Writing in De Volkskrant on October 2, 2013, Frits Bolkestein[former European commissioner and president of the Dutch liberal VVD party] declares his unhappiness with the euro:
“The monetary union is a failure. The euro has proved to be a sleeping pill that has induced the countries running deficits to indulge in a dream of dolce far niente instead of worrying about their own competitiveness. The result is a transfer union that is threatening to establish itself permanently. The monetary union was intended to foster friendship among the peoples of Europe. Instead, the German Chancellor, Angela Merkel, is being compared to Hitler in the countries running deficits. The Netherlands are caught in the trap and no longer know how to escape it.”
According to Bolkestein, the collapse of the euro is both inevitable and necessary. This prospect, though, is neither tempting nor likely. If I reach this conclusion, it is not just because that the rescue measures that reinforce the power of the European institutions are now being taken at dazzling speed – for example, the compliance test applied to budgets of member countries, or the strengthening and improvement of the Court of European Auditors, or even, of course, the creation of a permanent European Financial Stability Fund. These are all initiatives that would have been inconceivable just five years ago.
Corporations bet on a unified Europe long ago
If I believe that the European Union will continue to move forward on the path of political unification, as Helmut Kohl predicted back in 1991, it is also because a European economic elite has appeared on the scene. Searches that I carried out together with Eelke Heemskerk on the establishment of a European network by European “Captains of Industry” led us to conclude that businesses had put their money on a unified Europe a long time ago. This process has been evident since the end of the 1970s.
Relations between European companies increased sharply at that time, and the trend is getting stronger in the 21st Century. In addition to specially established consultative and round tables, we find, from 2005 to 2010, that the introduction of dual international functions (appointment to the supervisory boards of two companies in two different European countries) is a growing phenomenon among major European companies (the 300 top rankings of the Eurofirst index). These double mandates have increased from almost 300 to nearly 400.
However, the international solidarity of companies from across the Atlantic, in contrast, is on the wane. [[Europe is the only economic sphere in which the economic elite is increasingly merging]]. No less than 42 per cent of large international corporations identify opportunities for growth and acquisitions in Europe. For nearly a third of these companies, western Europe will be the preferred destination for mergers and acquisitions in the next two years. On continental Europe, Germany is the favourite target (62 per cent), while France (22 per cent) and the Netherlands (21 per cent) lag much further behind.
The populist parties are split
Frits Bolkestein, still, is right in some ways. By relying on cheap loans within the Eurozone, the countries in southern Europe lived beyond their means for years. But these countries have been called to order by Germany and the Netherlands, followed, with some reluctance, by France.
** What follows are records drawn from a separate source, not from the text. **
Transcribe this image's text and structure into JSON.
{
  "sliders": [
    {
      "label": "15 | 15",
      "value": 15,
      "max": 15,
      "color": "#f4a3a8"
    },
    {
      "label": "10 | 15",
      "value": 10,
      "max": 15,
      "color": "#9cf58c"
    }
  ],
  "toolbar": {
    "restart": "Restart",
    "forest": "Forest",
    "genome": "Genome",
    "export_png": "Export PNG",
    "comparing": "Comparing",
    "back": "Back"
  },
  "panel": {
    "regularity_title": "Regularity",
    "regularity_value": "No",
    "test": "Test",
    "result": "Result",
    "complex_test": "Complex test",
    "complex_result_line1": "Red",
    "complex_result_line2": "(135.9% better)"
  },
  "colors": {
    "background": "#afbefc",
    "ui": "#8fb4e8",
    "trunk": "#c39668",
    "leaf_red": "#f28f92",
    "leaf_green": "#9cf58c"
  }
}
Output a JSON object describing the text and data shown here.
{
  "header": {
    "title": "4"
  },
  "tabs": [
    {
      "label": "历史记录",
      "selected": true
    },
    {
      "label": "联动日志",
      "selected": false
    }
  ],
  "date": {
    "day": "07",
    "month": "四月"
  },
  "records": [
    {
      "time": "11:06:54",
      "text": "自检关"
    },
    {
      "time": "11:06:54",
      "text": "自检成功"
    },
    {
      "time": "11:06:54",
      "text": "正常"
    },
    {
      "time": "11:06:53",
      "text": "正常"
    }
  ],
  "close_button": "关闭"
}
The reforms and austerity measures in Greece, Italy and Spain are draconian.
Spain, it seems, has found the road to economic recovery. ”The Spanish economy is emerging cautiously from the crisis” leads De Volkskrant on October 10. The Spanish banking sector is now under European supervision, and the Spanish public sector also appears to be committed to a clean-up. What’s more, if Spain does emerge from this crisis, Italy has every chance of doing so too. In this context, the decline of Berlusconi is also a promising sign.
The road back would mean the end of the euro, which is what the radical right and the radical left in many European countries want. The political elites of various countries have not ceased to run into difficulties raised by the powerful anti-European sentiment. In all the countries, this mood will translate into lasting electoral success for the anti-European parties. But the populists, who are highly divided, will remain powerless so long as the economic elite of Europe remains firmly united. Greece may yet be forced to leave the monetary union. As long as it remains, though, the euro is in no danger.